"""
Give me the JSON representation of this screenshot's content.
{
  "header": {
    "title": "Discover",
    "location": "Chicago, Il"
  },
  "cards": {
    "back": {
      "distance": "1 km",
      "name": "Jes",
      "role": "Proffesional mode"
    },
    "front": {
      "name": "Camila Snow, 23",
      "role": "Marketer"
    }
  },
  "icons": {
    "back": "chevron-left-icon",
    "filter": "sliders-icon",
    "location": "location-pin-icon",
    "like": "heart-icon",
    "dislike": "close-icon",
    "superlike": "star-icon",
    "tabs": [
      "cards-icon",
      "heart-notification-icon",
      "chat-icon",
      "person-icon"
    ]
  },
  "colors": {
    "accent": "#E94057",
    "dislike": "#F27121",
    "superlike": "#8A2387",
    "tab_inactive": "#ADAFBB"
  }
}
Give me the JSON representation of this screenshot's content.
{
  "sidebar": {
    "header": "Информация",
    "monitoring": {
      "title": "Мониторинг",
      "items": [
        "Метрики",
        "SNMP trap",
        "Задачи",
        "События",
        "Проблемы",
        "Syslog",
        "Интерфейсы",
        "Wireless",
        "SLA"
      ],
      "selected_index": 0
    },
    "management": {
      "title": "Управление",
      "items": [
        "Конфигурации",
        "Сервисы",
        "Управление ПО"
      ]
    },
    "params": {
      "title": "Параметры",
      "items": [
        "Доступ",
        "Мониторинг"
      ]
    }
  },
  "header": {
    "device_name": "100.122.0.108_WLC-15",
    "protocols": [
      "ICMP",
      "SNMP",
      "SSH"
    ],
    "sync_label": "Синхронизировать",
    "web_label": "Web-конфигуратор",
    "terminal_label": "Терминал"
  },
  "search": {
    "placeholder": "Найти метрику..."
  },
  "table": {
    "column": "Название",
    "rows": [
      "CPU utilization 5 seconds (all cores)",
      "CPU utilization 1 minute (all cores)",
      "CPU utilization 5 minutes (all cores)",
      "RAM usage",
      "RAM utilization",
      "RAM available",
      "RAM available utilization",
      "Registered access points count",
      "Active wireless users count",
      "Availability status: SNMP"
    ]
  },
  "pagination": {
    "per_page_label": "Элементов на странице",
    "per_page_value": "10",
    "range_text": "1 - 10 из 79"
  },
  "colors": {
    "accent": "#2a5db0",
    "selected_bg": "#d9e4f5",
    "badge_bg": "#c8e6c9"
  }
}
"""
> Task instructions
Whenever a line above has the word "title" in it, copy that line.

> Exercise answer
    "title": "Discover",
      "title": "Мониторинг",
      "title": "Управление",
      "title": "Параметры",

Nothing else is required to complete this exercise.